"We do have other bills building up in the committee’s inventory," Blust said. "It’s just necessary to move this bill at this point."
The measure would subject counties and cities found to be in violation of immigration law enforcement to a loss of a variety of state and federal funds, including Powell Bill funds that are used for street maintenance. It also would give private citizens an avenue to sue local governments or law enforcement agencies if they believe those bodies are violating immigration law. and would require the Attorney General's Office to follow up on every tip about suspected wrongdoing.
The proposal also makes it more difficult for someone charged with a crime who can't immediately prove his or her legal status to be released on bail and would ban pre-trial release without a secured bond.
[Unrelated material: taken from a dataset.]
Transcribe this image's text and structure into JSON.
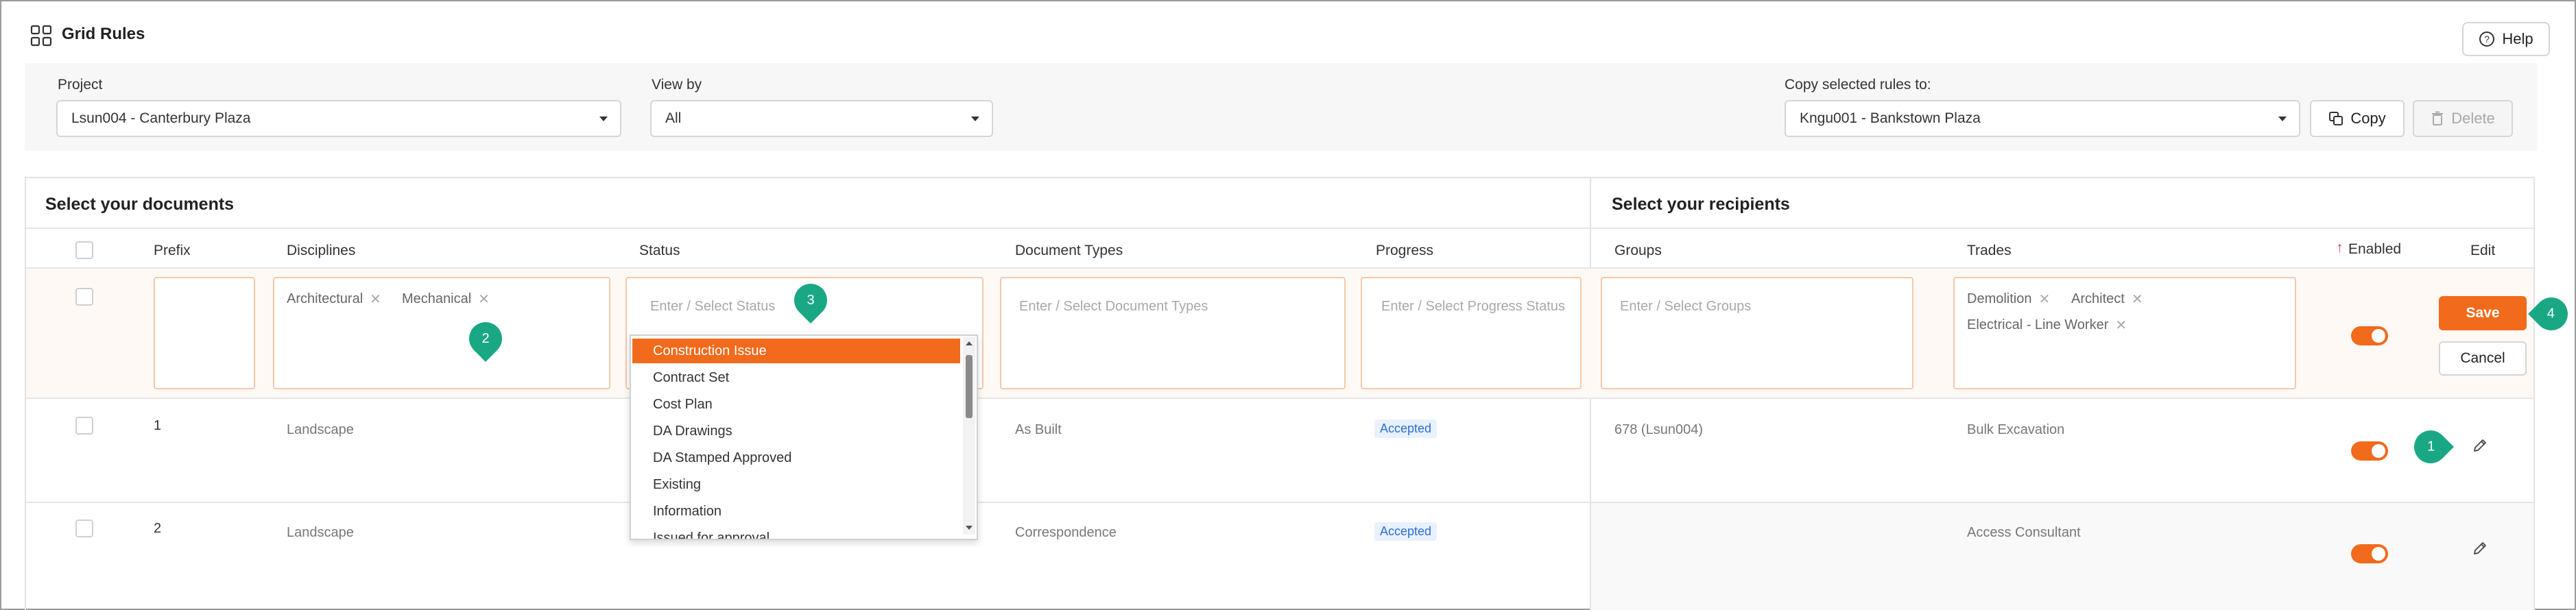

It also would toughen penalties for those who make or sell fake identification documents.
Critics of the measure, including immigrants rights groups and the American Civil Liberties Union, say it will encourage racial profiling and harm relations between immigrants and law enforcement and that it could also be unconstitutional because it treats undocumented immigrants differently than other people charged with a crime.
Rep. John Faircloth, R-Guilford, a former police chief and High Point City Council member, ran an amendment to make it easier for cities and counties to have funds reinstated after remedying violations of immigration law.
"When you start threatening to take those funds away from cities and counties, you need to be very careful," Faircloth said.
Sponsor Rep. Harry Warren, R-Rowan, argued against the amendment.
"We did not come up with the penalties halfheartedly," Warrren said. "If this country, if this state, is going to address this issue, it needs to start somewhere with a firm conviction, and everybody needs to be on the same page."
Easing penalties on local governments that violate the law, he warned, "would set up a scenario or situation where it would be palatable, almost, or bearable to go ahead and violate 'sanctuary' language or to go in conflict with the federal government."
Faircloth's amendment passed narrowly, 6-5. But an amendment by Rep. Joe John, D-Wake, to remove the "rebuttable presumption" section on pre-trial release failed on a 6-6 vote.
"This is a very emotional issue, and as we watch the federal government begin to address it finally after 40 years of ignoring a whole society of people living in our country in the shadows, as we see them do it, we’re also seeing emotions arise," Warren told the panel. "This is simply a deterrent to say, let’s keep everybody on the same page."
Warren said he would continue to work on the measure to address concerns, including those of the Attorney General's Office.